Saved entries
_ _ _ _ _
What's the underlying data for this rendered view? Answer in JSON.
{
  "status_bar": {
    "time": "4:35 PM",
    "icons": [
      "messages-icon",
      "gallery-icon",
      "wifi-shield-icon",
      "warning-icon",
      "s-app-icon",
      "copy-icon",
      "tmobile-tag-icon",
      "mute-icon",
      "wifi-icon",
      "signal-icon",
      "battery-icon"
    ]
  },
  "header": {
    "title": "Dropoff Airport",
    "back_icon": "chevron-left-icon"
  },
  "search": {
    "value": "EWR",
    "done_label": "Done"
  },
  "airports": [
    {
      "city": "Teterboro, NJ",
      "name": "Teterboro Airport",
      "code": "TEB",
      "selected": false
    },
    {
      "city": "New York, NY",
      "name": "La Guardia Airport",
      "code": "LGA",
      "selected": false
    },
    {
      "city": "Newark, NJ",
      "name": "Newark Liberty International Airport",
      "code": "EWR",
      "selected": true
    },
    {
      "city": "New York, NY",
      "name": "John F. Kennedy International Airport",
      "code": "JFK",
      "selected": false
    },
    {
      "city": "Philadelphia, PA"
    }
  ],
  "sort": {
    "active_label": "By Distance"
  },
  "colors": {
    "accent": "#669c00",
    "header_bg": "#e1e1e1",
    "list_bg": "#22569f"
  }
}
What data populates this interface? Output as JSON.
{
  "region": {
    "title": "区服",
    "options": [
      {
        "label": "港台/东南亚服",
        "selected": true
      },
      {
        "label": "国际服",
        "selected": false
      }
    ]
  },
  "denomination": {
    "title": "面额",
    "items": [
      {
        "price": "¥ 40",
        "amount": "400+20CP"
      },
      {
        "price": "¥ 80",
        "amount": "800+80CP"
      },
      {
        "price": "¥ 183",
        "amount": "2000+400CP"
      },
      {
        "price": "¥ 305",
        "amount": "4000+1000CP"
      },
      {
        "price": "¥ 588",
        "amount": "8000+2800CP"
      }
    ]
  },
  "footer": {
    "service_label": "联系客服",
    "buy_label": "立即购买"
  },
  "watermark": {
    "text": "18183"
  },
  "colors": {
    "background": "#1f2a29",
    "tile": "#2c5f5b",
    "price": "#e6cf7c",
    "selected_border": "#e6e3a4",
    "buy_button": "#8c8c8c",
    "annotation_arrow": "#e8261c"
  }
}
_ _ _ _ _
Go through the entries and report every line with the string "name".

      "name": "Teterboro Airport",
      "name": "La Guardia Airport",
      "name": "Newark Liberty International Airport",
      "name": "John F. Kennedy International Airport",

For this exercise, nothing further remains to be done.